Alzheimer's disease is characterized by progressive loss of cognitive function due to amyloid-beta (Aß) deposits in the central nervous system. If these deposits could be stopped or slowed, Alzheimer's disease might become more manageable.
In the current issue of the Journal of Alzheimer's Disease, a novel paper from researchers from the National Institute for Longevity Sciences, NCGG, Japan and Center for Neurological Diseases, Brigham & Women's Hospital, Harvard Institute of Medicine shows that a new oral vaccine treatment is effective in reducing Alzheimer's disease pathology.
Immunization results from the production of antibodies which attack the harmful agent, using the body's own defenses to remove the threat. In an earlier immunization study, 6 percent of the subjects developed acute meningoencephalitis, most likely caused by autoimmune T-cell activation. This caused the trial to be stopped. By developing vaccines that can minimize this T-cell activation while retaining the production of Aß-antibodies, a safer treatment might result.
The researchers attached Aß DNA to an adeno-associated virus vector and administered this vaccine to mice orally. Not only were the Aß levels decreased, but the T-cell immune response was significantly reduced. A single dose of this vaccine enhanced the production of Aß-antibodies for more than 6 months. Immunohistochemistry of the mouse brain tissue showed that the extra-cellular amyloid deposits were clearly decreased compared to the non-treated mouse.
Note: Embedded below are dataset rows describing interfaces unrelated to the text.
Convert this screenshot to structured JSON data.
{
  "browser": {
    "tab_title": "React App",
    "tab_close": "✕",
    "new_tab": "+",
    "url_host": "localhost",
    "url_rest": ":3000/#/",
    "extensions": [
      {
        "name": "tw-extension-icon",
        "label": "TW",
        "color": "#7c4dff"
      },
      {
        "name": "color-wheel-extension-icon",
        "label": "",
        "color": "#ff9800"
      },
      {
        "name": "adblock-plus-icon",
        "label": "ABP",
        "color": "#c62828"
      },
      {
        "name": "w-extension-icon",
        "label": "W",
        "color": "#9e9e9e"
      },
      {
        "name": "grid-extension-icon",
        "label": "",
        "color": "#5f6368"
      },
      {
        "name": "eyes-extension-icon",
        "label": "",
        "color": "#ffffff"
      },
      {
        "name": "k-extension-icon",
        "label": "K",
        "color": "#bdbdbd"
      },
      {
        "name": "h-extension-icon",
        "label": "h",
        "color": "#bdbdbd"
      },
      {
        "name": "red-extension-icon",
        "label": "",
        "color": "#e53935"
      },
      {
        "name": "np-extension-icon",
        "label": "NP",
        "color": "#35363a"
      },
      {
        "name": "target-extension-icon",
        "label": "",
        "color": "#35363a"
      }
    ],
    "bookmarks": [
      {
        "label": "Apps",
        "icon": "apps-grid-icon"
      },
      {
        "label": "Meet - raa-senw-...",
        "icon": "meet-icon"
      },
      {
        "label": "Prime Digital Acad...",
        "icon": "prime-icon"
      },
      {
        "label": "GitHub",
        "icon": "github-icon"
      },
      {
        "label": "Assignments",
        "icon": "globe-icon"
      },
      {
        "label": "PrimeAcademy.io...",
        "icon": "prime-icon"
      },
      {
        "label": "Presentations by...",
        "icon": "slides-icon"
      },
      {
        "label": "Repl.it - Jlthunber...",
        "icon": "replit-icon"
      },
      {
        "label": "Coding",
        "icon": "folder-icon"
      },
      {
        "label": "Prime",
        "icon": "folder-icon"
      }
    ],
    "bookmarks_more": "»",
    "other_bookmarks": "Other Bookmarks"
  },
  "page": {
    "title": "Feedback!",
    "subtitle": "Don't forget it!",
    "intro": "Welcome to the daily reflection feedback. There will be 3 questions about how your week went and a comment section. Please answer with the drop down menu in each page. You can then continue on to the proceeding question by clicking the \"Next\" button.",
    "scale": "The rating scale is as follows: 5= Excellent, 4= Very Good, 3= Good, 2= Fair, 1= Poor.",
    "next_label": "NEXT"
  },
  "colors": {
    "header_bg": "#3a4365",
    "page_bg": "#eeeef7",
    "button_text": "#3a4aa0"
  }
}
Hideo Hara, M.D, writes "This new oral vaccine does not induce strong T cell immune reactions, and hence it could reduce the side effect of such meningoencephalitis…This new therapy seems to be effective for prevention and treatment of Alzheimer's disease."